Supplied data Block Start
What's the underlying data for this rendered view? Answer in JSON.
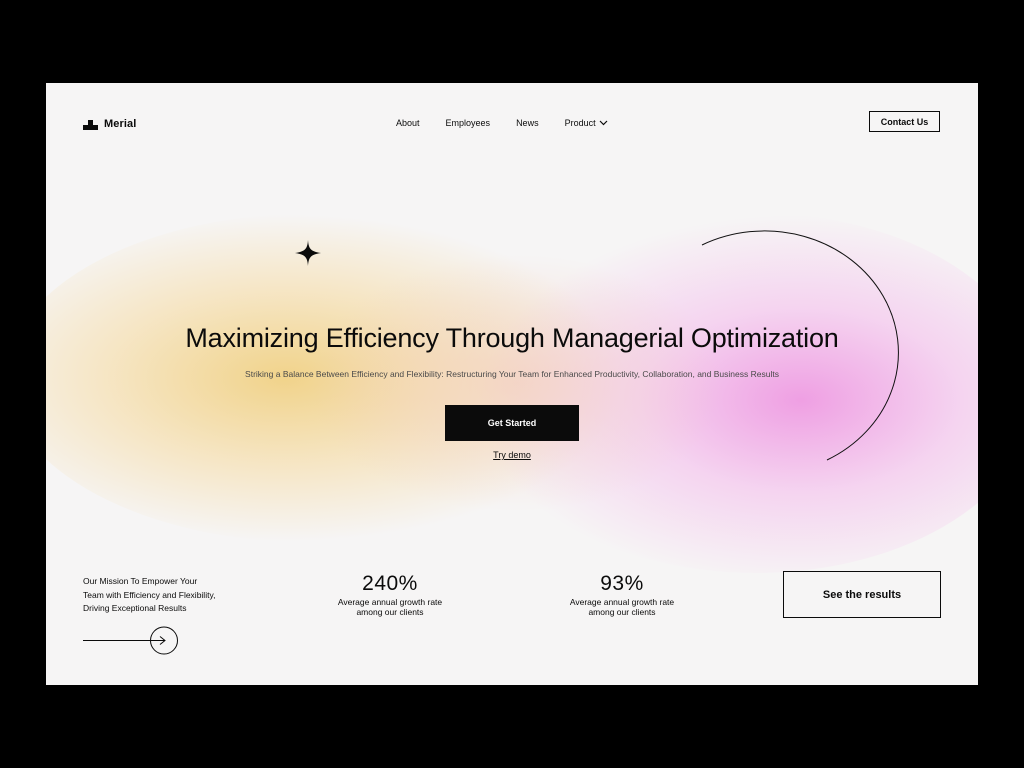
{
  "brand": {
    "name": "Merial",
    "logo_icon": "checker-blocks-icon"
  },
  "nav": {
    "items": [
      {
        "label": "About"
      },
      {
        "label": "Employees"
      },
      {
        "label": "News"
      },
      {
        "label": "Product",
        "icon": "chevron-down-icon"
      }
    ]
  },
  "header": {
    "contact_label": "Contact Us"
  },
  "hero": {
    "title": "Maximizing Efficiency Through Managerial Optimization",
    "subtitle": "Striking a Balance Between Efficiency and Flexibility: Restructuring Your Team for Enhanced Productivity, Collaboration, and Business Results",
    "cta_label": "Get Started",
    "demo_label": "Try demo"
  },
  "mission": {
    "lines": [
      "Our Mission To Empower Your",
      "Team with Efficiency and Flexibility,",
      "Driving Exceptional Results"
    ],
    "arrow_icon": "arrow-right-icon"
  },
  "stats": [
    {
      "value": "240%",
      "desc_line1": "Average annual growth rate",
      "desc_line2": "among our clients"
    },
    {
      "value": "93%",
      "desc_line1": "Average annual growth rate",
      "desc_line2": "among our clients"
    }
  ],
  "results_label": "See the results",
  "colors": {
    "background": "#000000",
    "page": "#f6f5f5",
    "text": "#0b0b0b",
    "glow_yellow": "#f0cd78",
    "glow_pink": "#ee96e1"
  }
}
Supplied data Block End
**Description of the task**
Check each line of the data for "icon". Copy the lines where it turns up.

**Response to this exercise**
    "logo_icon": "checker-blocks-icon"
        "icon": "chevron-down-icon"
    "arrow_icon": "arrow-right-icon"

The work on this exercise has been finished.